[Web page and app entries]
=== Begin Enclosure ===

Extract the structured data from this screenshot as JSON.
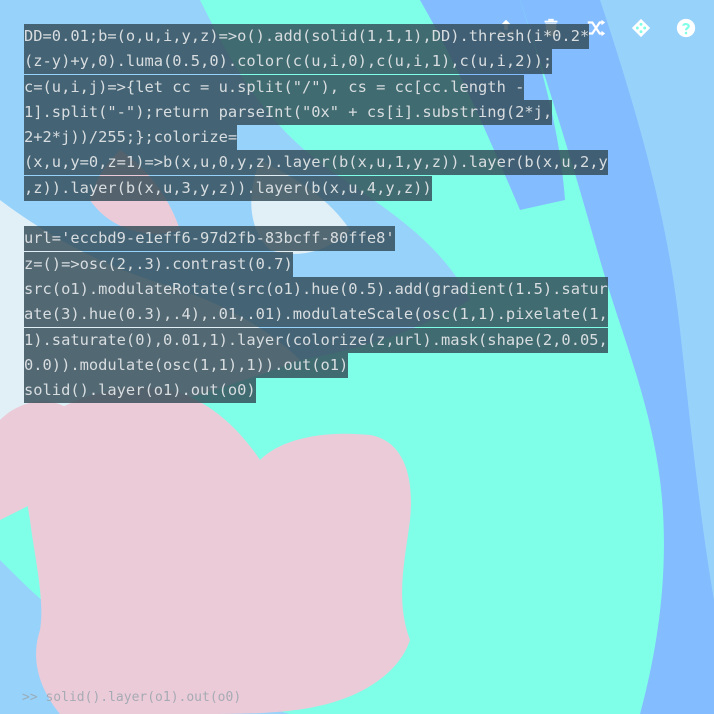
{
  "toolbar": {
    "buttons": [
      {
        "name": "share-button",
        "icon": "upload-icon"
      },
      {
        "name": "clear-button",
        "icon": "trash-icon"
      },
      {
        "name": "shuffle-button",
        "icon": "shuffle-icon"
      },
      {
        "name": "random-button",
        "icon": "dice-icon"
      },
      {
        "name": "help-button",
        "icon": "help-icon"
      }
    ]
  },
  "editor": {
    "lines": [
      "DD=0.01;b=(o,u,i,y,z)=>o().add(solid(1,1,1),DD).thresh(i*0.2*",
      "(z-y)+y,0).luma(0.5,0).color(c(u,i,0),c(u,i,1),c(u,i,2));",
      "c=(u,i,j)=>{let cc = u.split(\"/\"), cs = cc[cc.length -",
      "1].split(\"-\");return parseInt(\"0x\" + cs[i].substring(2*j,",
      "2+2*j))/255;};colorize=",
      "(x,u,y=0,z=1)=>b(x,u,0,y,z).layer(b(x,u,1,y,z)).layer(b(x,u,2,y",
      ",z)).layer(b(x,u,3,y,z)).layer(b(x,u,4,y,z))",
      "",
      "url='eccbd9-e1eff6-97d2fb-83bcff-80ffe8'",
      "z=()=>osc(2,.3).contrast(0.7)",
      "src(o1).modulateRotate(src(o1).hue(0.5).add(gradient(1.5).satur",
      "ate(3).hue(0.3),.4),.01,.01).modulateScale(osc(1,1).pixelate(1,",
      "1).saturate(0),0.01,1).layer(colorize(z,url).mask(shape(2,0.05,",
      "0.0)).modulate(osc(1,1),1)).out(o1)",
      "solid().layer(o1).out(o0)"
    ]
  },
  "console": {
    "text": ">> solid().layer(o1).out(o0)"
  },
  "colors": {
    "pink": "#eccbd9",
    "pale_blue": "#e1eff6",
    "sky_blue": "#97d2fb",
    "blue": "#83bcff",
    "aqua": "#80ffe8",
    "code_bg": "#324a56"
  }
}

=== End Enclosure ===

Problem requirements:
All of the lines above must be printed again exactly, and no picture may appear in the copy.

Written response:
Extract the structured data from this screenshot as JSON.
{
  "toolbar": {
    "buttons": [
      {
        "name": "share-button",
        "icon": "upload-icon"
      },
      {
        "name": "clear-button",
        "icon": "trash-icon"
      },
      {
        "name": "shuffle-button",
        "icon": "shuffle-icon"
      },
      {
        "name": "random-button",
        "icon": "dice-icon"
      },
      {
        "name": "help-button",
        "icon": "help-icon"
      }
    ]
  },
  "editor": {
    "lines": [
      "DD=0.01;b=(o,u,i,y,z)=>o().add(solid(1,1,1),DD).thresh(i*0.2*",
      "(z-y)+y,0).luma(0.5,0).color(c(u,i,0),c(u,i,1),c(u,i,2));",
      "c=(u,i,j)=>{let cc = u.split(\"/\"), cs = cc[cc.length -",
      "1].split(\"-\");return parseInt(\"0x\" + cs[i].substring(2*j,",
      "2+2*j))/255;};colorize=",
      "(x,u,y=0,z=1)=>b(x,u,0,y,z).layer(b(x,u,1,y,z)).layer(b(x,u,2,y",
      ",z)).layer(b(x,u,3,y,z)).layer(b(x,u,4,y,z))",
      "",
      "url='eccbd9-e1eff6-97d2fb-83bcff-80ffe8'",
      "z=()=>osc(2,.3).contrast(0.7)",
      "src(o1).modulateRotate(src(o1).hue(0.5).add(gradient(1.5).satur",
      "ate(3).hue(0.3),.4),.01,.01).modulateScale(osc(1,1).pixelate(1,",
      "1).saturate(0),0.01,1).layer(colorize(z,url).mask(shape(2,0.05,",
      "0.0)).modulate(osc(1,1),1)).out(o1)",
      "solid().layer(o1).out(o0)"
    ]
  },
  "console": {
    "text": ">> solid().layer(o1).out(o0)"
  },
  "colors": {
    "pink": "#eccbd9",
    "pale_blue": "#e1eff6",
    "sky_blue": "#97d2fb",
    "blue": "#83bcff",
    "aqua": "#80ffe8",
    "code_bg": "#324a56"
  }
}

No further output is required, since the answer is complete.